■ **INFORMATION SHOWN**:
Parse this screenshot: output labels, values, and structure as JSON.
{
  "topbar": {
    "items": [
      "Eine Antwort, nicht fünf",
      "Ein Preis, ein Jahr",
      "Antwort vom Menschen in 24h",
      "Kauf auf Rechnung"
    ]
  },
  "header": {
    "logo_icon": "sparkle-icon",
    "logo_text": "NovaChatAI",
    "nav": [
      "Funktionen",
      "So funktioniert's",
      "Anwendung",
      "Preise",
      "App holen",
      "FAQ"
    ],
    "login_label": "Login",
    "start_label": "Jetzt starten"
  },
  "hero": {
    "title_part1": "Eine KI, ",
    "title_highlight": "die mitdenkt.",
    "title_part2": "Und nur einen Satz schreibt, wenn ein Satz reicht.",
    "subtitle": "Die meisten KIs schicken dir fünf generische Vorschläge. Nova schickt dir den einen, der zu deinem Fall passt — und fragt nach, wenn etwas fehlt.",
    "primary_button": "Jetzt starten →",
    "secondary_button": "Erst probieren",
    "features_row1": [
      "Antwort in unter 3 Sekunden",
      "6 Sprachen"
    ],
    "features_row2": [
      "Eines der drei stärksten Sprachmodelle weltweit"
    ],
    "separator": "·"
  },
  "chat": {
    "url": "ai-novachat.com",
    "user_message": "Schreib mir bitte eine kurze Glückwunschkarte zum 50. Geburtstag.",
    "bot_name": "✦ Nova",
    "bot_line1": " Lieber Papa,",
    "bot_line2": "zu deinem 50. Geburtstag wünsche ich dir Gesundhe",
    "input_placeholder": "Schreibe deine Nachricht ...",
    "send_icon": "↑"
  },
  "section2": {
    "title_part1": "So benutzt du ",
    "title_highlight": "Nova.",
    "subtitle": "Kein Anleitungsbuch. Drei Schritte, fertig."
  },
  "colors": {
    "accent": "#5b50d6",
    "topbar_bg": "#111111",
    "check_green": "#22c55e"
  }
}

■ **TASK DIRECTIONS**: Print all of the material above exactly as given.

■ **EXPECTED ANSWER**:
Parse this screenshot: output labels, values, and structure as JSON.
{
  "topbar": {
    "items": [
      "Eine Antwort, nicht fünf",
      "Ein Preis, ein Jahr",
      "Antwort vom Menschen in 24h",
      "Kauf auf Rechnung"
    ]
  },
  "header": {
    "logo_icon": "sparkle-icon",
    "logo_text": "NovaChatAI",
    "nav": [
      "Funktionen",
      "So funktioniert's",
      "Anwendung",
      "Preise",
      "App holen",
      "FAQ"
    ],
    "login_label": "Login",
    "start_label": "Jetzt starten"
  },
  "hero": {
    "title_part1": "Eine KI, ",
    "title_highlight": "die mitdenkt.",
    "title_part2": "Und nur einen Satz schreibt, wenn ein Satz reicht.",
    "subtitle": "Die meisten KIs schicken dir fünf generische Vorschläge. Nova schickt dir den einen, der zu deinem Fall passt — und fragt nach, wenn etwas fehlt.",
    "primary_button": "Jetzt starten →",
    "secondary_button": "Erst probieren",
    "features_row1": [
      "Antwort in unter 3 Sekunden",
      "6 Sprachen"
    ],
    "features_row2": [
      "Eines der drei stärksten Sprachmodelle weltweit"
    ],
    "separator": "·"
  },
  "chat": {
    "url": "ai-novachat.com",
    "user_message": "Schreib mir bitte eine kurze Glückwunschkarte zum 50. Geburtstag.",
    "bot_name": "✦ Nova",
    "bot_line1": " Lieber Papa,",
    "bot_line2": "zu deinem 50. Geburtstag wünsche ich dir Gesundhe",
    "input_placeholder": "Schreibe deine Nachricht ...",
    "send_icon": "↑"
  },
  "section2": {
    "title_part1": "So benutzt du ",
    "title_highlight": "Nova.",
    "subtitle": "Kein Anleitungsbuch. Drei Schritte, fertig."
  },
  "colors": {
    "accent": "#5b50d6",
    "topbar_bg": "#111111",
    "check_green": "#22c55e"
  }
}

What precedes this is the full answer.